AIM OF THE TASK:
Exactly reproduce the lines beginning with the line that includes "What data populates" and ending with the last line of the data.

Collection entries
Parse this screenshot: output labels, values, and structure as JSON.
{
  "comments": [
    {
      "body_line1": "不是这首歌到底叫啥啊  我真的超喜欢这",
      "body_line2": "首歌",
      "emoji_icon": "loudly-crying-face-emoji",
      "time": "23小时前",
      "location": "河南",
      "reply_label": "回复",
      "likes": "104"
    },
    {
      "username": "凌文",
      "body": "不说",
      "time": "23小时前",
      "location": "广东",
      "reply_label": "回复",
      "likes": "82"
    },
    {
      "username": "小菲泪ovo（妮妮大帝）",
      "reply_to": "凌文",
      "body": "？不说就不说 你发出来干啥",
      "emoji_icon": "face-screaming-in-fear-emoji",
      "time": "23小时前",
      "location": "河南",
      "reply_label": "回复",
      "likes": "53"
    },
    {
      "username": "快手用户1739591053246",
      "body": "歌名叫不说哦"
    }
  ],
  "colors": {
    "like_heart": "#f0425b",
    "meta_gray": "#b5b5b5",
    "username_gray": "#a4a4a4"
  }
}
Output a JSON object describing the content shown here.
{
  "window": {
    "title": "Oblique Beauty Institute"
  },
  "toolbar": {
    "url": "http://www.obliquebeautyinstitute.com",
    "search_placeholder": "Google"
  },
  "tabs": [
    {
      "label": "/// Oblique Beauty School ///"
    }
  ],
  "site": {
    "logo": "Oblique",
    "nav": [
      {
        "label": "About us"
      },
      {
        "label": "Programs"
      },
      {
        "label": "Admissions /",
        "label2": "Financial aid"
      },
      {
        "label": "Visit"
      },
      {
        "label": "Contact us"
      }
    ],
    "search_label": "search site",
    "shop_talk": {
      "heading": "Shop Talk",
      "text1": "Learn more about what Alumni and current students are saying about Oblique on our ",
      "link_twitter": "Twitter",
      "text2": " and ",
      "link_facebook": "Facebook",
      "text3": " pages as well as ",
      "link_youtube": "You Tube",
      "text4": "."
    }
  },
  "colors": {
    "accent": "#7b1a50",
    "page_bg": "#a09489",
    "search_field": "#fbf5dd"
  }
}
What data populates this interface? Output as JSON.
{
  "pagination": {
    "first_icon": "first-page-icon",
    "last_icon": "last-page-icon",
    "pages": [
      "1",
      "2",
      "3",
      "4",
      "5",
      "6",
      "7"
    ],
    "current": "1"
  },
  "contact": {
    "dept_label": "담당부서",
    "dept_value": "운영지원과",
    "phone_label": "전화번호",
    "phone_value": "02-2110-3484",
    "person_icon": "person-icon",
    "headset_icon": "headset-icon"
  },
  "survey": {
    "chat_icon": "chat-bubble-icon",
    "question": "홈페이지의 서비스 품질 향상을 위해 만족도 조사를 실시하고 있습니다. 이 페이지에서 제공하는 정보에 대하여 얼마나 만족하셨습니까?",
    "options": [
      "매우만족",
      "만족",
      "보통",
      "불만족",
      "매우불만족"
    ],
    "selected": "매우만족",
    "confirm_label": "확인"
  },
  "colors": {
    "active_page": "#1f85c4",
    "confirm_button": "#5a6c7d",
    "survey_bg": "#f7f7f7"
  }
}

RESULT OF THIS TASK:
What data populates this interface? Output as JSON.
{
  "pagination": {
    "first_icon": "first-page-icon",
    "last_icon": "last-page-icon",
    "pages": [
      "1",
      "2",
      "3",
      "4",
      "5",
      "6",
      "7"
    ],
    "current": "1"
  },
  "contact": {
    "dept_label": "담당부서",
    "dept_value": "운영지원과",
    "phone_label": "전화번호",
    "phone_value": "02-2110-3484",
    "person_icon": "person-icon",
    "headset_icon": "headset-icon"
  },
  "survey": {
    "chat_icon": "chat-bubble-icon",
    "question": "홈페이지의 서비스 품질 향상을 위해 만족도 조사를 실시하고 있습니다. 이 페이지에서 제공하는 정보에 대하여 얼마나 만족하셨습니까?",
    "options": [
      "매우만족",
      "만족",
      "보통",
      "불만족",
      "매우불만족"
    ],
    "selected": "매우만족",
    "confirm_label": "확인"
  },
  "colors": {
    "active_page": "#1f85c4",
    "confirm_button": "#5a6c7d",
    "survey_bg": "#f7f7f7"
  }
}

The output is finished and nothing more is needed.